- [Task description]
Check each line of the entries below for the string "true"; copy every line where it appears.

- [Data about app and page elements]

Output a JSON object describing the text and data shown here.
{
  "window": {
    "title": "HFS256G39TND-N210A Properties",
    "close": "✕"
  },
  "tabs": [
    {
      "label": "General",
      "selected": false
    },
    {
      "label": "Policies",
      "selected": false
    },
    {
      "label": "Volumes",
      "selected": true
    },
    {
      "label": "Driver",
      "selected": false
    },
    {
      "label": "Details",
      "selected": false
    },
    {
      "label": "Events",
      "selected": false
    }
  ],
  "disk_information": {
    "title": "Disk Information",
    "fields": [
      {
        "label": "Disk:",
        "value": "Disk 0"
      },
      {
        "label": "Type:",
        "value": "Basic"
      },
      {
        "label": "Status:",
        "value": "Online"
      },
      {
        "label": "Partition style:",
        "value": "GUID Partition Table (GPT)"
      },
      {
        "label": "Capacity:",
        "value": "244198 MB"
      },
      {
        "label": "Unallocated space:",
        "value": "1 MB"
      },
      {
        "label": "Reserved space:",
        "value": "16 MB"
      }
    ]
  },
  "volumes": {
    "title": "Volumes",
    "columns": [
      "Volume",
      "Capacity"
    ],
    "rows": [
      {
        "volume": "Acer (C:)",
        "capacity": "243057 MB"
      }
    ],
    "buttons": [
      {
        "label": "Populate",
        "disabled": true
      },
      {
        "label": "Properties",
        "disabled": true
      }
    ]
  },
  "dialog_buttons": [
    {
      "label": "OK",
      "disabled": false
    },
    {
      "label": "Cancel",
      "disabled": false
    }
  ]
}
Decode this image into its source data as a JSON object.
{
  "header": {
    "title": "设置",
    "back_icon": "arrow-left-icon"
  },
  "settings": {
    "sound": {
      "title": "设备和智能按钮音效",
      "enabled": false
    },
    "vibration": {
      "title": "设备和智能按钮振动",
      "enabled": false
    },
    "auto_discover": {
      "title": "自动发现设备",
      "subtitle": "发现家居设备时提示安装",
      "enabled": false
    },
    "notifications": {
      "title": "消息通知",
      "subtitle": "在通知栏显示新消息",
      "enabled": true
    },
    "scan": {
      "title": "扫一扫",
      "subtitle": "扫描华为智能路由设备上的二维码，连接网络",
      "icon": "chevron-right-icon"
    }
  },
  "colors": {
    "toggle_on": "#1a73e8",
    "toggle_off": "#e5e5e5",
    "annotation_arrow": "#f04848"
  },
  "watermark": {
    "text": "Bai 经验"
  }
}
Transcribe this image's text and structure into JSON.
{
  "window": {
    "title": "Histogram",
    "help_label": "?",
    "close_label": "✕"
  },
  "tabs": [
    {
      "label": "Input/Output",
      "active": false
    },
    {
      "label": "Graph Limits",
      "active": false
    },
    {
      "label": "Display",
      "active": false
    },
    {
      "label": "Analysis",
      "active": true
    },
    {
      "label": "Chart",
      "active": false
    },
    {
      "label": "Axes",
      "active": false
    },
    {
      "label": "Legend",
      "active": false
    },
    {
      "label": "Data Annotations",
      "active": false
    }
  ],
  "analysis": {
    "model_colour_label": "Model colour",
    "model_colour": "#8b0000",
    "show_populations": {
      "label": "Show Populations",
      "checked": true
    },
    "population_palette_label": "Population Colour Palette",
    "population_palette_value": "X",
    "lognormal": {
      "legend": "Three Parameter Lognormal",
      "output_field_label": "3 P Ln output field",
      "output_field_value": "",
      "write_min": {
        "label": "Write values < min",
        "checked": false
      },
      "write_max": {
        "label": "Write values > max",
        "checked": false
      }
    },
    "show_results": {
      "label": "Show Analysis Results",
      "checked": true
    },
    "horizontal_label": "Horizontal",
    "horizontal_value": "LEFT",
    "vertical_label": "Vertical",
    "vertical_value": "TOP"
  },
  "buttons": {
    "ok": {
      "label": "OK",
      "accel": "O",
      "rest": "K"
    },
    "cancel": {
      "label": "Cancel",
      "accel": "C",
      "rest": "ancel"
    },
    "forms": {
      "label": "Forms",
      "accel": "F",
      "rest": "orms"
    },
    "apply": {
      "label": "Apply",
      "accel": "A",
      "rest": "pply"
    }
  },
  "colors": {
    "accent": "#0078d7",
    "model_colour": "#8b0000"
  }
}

- [Exercise output]
      "selected": true
        "disabled": true
        "disabled": true
      "enabled": true
      "active": true
      "checked": true
      "checked": true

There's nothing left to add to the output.